▸ Exercise brief
What is the number of lines in the entries that contain the word "mentoria"? Answer with that figure alone.

▸ Material for this task
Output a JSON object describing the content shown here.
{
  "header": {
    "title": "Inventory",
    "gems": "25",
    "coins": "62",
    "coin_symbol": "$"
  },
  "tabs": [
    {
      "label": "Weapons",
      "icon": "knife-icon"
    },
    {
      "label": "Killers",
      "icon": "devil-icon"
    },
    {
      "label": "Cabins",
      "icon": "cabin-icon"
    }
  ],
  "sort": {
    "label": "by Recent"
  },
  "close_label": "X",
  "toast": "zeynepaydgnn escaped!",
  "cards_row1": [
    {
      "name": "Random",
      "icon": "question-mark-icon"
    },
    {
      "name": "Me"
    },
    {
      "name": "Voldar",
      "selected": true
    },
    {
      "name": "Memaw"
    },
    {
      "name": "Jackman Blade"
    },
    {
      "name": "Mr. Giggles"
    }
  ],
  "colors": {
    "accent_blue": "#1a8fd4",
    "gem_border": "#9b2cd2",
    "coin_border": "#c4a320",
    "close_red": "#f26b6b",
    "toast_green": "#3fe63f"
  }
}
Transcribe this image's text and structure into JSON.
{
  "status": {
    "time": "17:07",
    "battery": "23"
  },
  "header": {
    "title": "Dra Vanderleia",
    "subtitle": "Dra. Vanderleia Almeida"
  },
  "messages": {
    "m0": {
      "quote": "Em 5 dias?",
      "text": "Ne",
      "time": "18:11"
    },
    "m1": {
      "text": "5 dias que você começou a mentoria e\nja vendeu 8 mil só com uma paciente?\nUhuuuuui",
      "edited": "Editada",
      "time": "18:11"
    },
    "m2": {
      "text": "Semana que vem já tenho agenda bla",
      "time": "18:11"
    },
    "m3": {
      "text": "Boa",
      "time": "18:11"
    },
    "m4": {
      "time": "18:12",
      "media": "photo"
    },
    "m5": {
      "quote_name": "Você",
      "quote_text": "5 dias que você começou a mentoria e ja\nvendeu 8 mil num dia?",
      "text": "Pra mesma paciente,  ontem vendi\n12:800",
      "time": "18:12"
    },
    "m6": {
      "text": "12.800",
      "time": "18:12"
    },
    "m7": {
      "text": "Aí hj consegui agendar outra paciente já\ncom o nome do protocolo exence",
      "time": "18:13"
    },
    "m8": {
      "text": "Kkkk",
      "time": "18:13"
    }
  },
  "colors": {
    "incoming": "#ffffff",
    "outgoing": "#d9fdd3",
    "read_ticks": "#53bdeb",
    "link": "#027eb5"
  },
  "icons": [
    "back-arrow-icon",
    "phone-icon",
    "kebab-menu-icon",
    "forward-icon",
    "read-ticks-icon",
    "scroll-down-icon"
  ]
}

▸ Answer to this exercise
2